→ Assignment
Exactly as written, print each record in the listing.

───── Data shown

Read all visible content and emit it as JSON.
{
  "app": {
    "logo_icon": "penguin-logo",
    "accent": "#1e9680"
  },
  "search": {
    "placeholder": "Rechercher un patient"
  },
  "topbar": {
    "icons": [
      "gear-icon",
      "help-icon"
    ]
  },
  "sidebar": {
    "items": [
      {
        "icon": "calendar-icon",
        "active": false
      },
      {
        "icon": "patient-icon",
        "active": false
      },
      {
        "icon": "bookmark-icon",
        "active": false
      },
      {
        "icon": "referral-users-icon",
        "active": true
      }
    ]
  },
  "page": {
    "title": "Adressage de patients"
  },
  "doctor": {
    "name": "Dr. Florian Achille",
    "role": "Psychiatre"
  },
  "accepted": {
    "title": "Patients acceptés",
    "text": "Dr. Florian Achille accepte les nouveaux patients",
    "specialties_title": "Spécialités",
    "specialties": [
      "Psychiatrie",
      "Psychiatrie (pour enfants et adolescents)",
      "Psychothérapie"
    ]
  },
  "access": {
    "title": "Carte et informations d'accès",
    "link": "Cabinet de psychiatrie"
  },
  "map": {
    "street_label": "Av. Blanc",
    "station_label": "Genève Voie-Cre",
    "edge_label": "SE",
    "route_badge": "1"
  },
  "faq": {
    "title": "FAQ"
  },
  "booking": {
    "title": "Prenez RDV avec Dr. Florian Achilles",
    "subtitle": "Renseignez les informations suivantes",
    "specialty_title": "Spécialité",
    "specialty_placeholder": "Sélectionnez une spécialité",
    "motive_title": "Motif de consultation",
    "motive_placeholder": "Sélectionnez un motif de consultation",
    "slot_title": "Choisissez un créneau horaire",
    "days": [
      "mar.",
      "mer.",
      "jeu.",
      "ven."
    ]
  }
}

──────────

→ Answer to this problem
Read all visible content and emit it as JSON.
{
  "app": {
    "logo_icon": "penguin-logo",
    "accent": "#1e9680"
  },
  "search": {
    "placeholder": "Rechercher un patient"
  },
  "topbar": {
    "icons": [
      "gear-icon",
      "help-icon"
    ]
  },
  "sidebar": {
    "items": [
      {
        "icon": "calendar-icon",
        "active": false
      },
      {
        "icon": "patient-icon",
        "active": false
      },
      {
        "icon": "bookmark-icon",
        "active": false
      },
      {
        "icon": "referral-users-icon",
        "active": true
      }
    ]
  },
  "page": {
    "title": "Adressage de patients"
  },
  "doctor": {
    "name": "Dr. Florian Achille",
    "role": "Psychiatre"
  },
  "accepted": {
    "title": "Patients acceptés",
    "text": "Dr. Florian Achille accepte les nouveaux patients",
    "specialties_title": "Spécialités",
    "specialties": [
      "Psychiatrie",
      "Psychiatrie (pour enfants et adolescents)",
      "Psychothérapie"
    ]
  },
  "access": {
    "title": "Carte et informations d'accès",
    "link": "Cabinet de psychiatrie"
  },
  "map": {
    "street_label": "Av. Blanc",
    "station_label": "Genève Voie-Cre",
    "edge_label": "SE",
    "route_badge": "1"
  },
  "faq": {
    "title": "FAQ"
  },
  "booking": {
    "title": "Prenez RDV avec Dr. Florian Achilles",
    "subtitle": "Renseignez les informations suivantes",
    "specialty_title": "Spécialité",
    "specialty_placeholder": "Sélectionnez une spécialité",
    "motive_title": "Motif de consultation",
    "motive_placeholder": "Sélectionnez un motif de consultation",
    "slot_title": "Choisissez un créneau horaire",
    "days": [
      "mar.",
      "mer.",
      "jeu.",
      "ven."
    ]
  }
}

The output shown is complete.